If $A$ is normal and $\Omega^1_{B/A}=0$ then $B$ is normal

Let $A\subseteq B$ be two noetherian domains with fraction fields $k$ and $L$, respectively. Assume that $A$ is normal and $B$ is finite as $A$-module. I'm asking myself if $B$ is also normal if $\Omega^1_{B/A}=0$?

Any suggestion or reference in the literature is welcome.

EDIT: I'm trying to show the claim above, the idea is the following.

IDEA: Let $\mathfrak{q}\subset B$ be a maximal ideal of $B$ and set $\mathfrak{p}=\mathfrak{q}\cap A$, where $\mathfrak{p}$ is maximal since $B$ is integral over $A$. Consider the map $k:=A/\mathfrak p\longrightarrow B/\mathfrak p B:=B'$ induced by the inclusion $A\subseteq B$. We get a finite $k$-algebra $B'$, with module of differentials $\Omega^1_{B'/k}\simeq B'\otimes_{B}\Omega^1_{B/A}=0$. Now, since $\Omega^1_{B'/k}=0$, then $B'\simeq K_1\times\cdots\times K_n$, where any $K_i$ is a finite (and separable) field extension of $k$, hence we get $$B'_{\mathfrak q}\simeq B_\mathfrak q/\mathfrak pB_\mathfrak q,$$ but the localization at a prime of a finite product of fields (which is $B'$) is a field, hence $\mathfrak p B_\mathfrak q$ is maximal, i.e. $\mathfrak p B_\mathfrak q=\mathfrak q B_\mathfrak q$. Now let $\mathfrak q'$ a prime strictly contained in $\mathfrak q$. We have $\mathfrak q'B_\mathfrak q\subset \mathfrak pB_\mathfrak q$, then $(\mathfrak q'B_\mathfrak q )\cap A=\mathfrak p'\subset \mathfrak p$. This shows (localizing at $\mathfrak q'$) that $\mathfrak q'B_{\mathfrak q'}= \mathfrak p'B_{\mathfrak q'}$, where $\mathfrak q'\cap A=\mathfrak p'$. We showed that for any prime $\mathfrak q\subset B$ there is a prime $\mathfrak p\subset A$ (with $\mathfrak q\cap A=\mathfrak p$), such that $$\mathfrak p B_\mathfrak q=\mathfrak q B_\mathfrak q \, \, \, (*).$$ By Serre's Normality Criterion (SNC) the ring $B$ is normal if and only if for every prime $\mathfrak q$ associated to a principal ideal the ring $B_\mathfrak q$ is a DVR, i.e. $\mathfrak q B_\mathfrak q$ is principal. If we are able to show (I don't know if it is true) that for every prime $\mathfrak q$ associated to a principal ideal we have $\mathrm{ht}(\mathfrak q)=1$, since $\mathrm{ht}(\mathfrak q)=\mathrm{ht}(\mathfrak q\cap A)$ ($B$ is integral over $A$) and $(\mathfrak pA_\mathfrak p)(B_\mathfrak q)=\mathfrak q B_\mathfrak q$, being $\mathfrak p A_\mathfrak p$ principal, we obtain that $\mathfrak qB_\mathfrak q$ is principal, hence by SNC the ring $B$ is normal.
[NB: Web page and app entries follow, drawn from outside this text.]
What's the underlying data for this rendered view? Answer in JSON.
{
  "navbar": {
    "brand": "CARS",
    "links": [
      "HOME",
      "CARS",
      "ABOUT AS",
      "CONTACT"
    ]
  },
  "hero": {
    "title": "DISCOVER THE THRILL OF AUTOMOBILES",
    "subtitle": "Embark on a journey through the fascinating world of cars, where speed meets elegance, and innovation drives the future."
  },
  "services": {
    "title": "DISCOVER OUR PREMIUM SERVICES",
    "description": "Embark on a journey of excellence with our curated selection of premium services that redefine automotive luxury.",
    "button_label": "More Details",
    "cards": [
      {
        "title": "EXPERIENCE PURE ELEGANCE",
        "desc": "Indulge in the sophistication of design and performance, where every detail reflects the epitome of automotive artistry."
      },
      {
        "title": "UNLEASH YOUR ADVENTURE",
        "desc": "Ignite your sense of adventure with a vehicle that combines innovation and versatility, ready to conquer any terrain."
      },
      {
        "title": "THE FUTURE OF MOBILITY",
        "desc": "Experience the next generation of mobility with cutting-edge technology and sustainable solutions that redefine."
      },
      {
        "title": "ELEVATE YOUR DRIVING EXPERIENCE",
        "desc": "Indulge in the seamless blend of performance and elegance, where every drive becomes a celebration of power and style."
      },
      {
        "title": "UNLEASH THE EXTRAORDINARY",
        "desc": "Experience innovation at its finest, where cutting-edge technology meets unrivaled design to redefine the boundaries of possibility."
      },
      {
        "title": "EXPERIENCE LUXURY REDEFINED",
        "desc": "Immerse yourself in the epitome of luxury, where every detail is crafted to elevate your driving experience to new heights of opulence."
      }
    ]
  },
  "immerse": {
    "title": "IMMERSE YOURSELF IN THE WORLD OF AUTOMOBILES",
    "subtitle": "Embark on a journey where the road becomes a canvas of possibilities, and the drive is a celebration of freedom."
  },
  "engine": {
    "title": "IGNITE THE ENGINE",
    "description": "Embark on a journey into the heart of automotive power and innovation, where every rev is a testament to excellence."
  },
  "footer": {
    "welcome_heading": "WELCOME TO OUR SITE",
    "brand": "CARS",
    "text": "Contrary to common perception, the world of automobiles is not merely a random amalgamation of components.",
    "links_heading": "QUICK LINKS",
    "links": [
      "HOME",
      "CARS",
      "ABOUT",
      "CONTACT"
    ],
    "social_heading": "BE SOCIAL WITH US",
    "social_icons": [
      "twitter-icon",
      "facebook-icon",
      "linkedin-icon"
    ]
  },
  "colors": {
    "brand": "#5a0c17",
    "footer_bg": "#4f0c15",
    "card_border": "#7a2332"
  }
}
• SGA 1, Corollaire I.9.11: "Let $f \colon X \to Y$ be a dominant morphism [of schemes], $Y$ being normal and $X$ connected. If $f$ is unramified, then $f$ is étale, and therefore $X$ is normal." – Martin Bright Jan 31 '18 at 15:32
• This result is also proved as Lemma 1.5 in Chapter I of the book "Etale Cohomology and the Weil Conjectures" by Freitag & Kiehl in much more robust generality: you can relax "finite as $A$-module" to "finitely generated as $A$-algebra" (they state it for localization of such). It ultimately rests on the etale-local structure of unramified maps. – nfdc23 Jan 31 '18 at 15:46
• Just for completeness, here's a counterexample if $B/A$ is not flat; take $A=R[x,y]$ and $B=R[x,y]/(y^2-x^3)$, for $R$ any field. – Daniel Litt Jan 31 '18 at 16:31
• @DanielLitt The map $A\longrightarrow B$ is not injective. – Vincenzo Zaccaro Jan 31 '18 at 16:37
• The whole point of the result in SGA1 and the Freitag-Kiehl book is that flatness does not need to be assumed (only injectivity/dominance), and the conclusion gives that flatness is therefore a consequence of the assumptions. Please remove the "EDIT" about the flat case; there is nothing interesting being asserted if one allows to assume flatness. – nfdc23 Jan 31 '18 at 17:10